“There are plenty of data science jobs in internet companies and investment banks, but we wanted to do something more entrepreneurial that also makes a meaningful contribution to issues we think are important,” she adds.
In a recent project, conducted in collaboration with another start-up Open Health Care UK and science writer Ben Goldacre, Mastodon C analysed a vast dataset relating to the prescription by UK GPs of cholesterol-lowering statin drugs.
By understanding better the regional patterns in which either branded or generic statins were prescribed, the research was able to show whereabouts in the country GPs were prescribing more expensive statins unnecessarily and how much excess cost that meant for the NHS in 2011-12 – around half its total statins bill of £400 million, in fact.
The skill of the data scientist lies in their ability to develop the techniques that make patterns in big data stand out and then explore these patterns more deeply to gain new insights.
In that respect it’s a bit like detective work, says Michael Natusch, a former Capgemini consultant who subsequently founded his own data science consultancy, Cumulus Analytics, before accepting a role earlier this year as head of data science for Europe, the Middle East and Africa at Pivotal, the big data spin-off company originally formed as a collaboration between technology vendors EMC and VMware.
There’s a real pleasure, he says, in playing around with algorithms to see how the same techniques might be applied to different-use cases in different industries.
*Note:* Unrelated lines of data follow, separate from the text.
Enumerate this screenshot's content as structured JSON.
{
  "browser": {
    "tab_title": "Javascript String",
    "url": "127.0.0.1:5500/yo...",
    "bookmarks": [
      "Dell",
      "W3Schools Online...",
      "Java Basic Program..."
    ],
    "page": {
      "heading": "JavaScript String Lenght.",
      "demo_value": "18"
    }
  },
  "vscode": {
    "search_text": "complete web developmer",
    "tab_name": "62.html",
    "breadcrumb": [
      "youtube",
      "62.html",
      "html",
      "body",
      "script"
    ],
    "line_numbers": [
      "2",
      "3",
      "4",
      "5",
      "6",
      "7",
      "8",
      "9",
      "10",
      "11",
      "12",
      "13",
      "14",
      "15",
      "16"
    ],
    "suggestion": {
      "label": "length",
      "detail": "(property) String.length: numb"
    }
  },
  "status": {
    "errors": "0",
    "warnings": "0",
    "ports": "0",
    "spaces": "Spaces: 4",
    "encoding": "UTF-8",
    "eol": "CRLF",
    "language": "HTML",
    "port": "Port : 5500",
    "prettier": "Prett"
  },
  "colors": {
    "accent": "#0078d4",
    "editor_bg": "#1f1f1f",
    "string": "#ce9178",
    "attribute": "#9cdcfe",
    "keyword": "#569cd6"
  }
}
In a recent Pivotal project, for example, Mr Natusch and his team applied a technique originally developed by the company’s bioinformatics team to model human genomic data to a new project that aims to improve the in-car navigation systems being developed by a German automotive brand.
But the best feeling by far, he says, comes from stumbling across the unexpected secrets that big data can hold, preferably something that no other data scientist has unearthed before. “That’s a real thrill,” he says. “And when it happens, I honestly think I have the best job in the world.”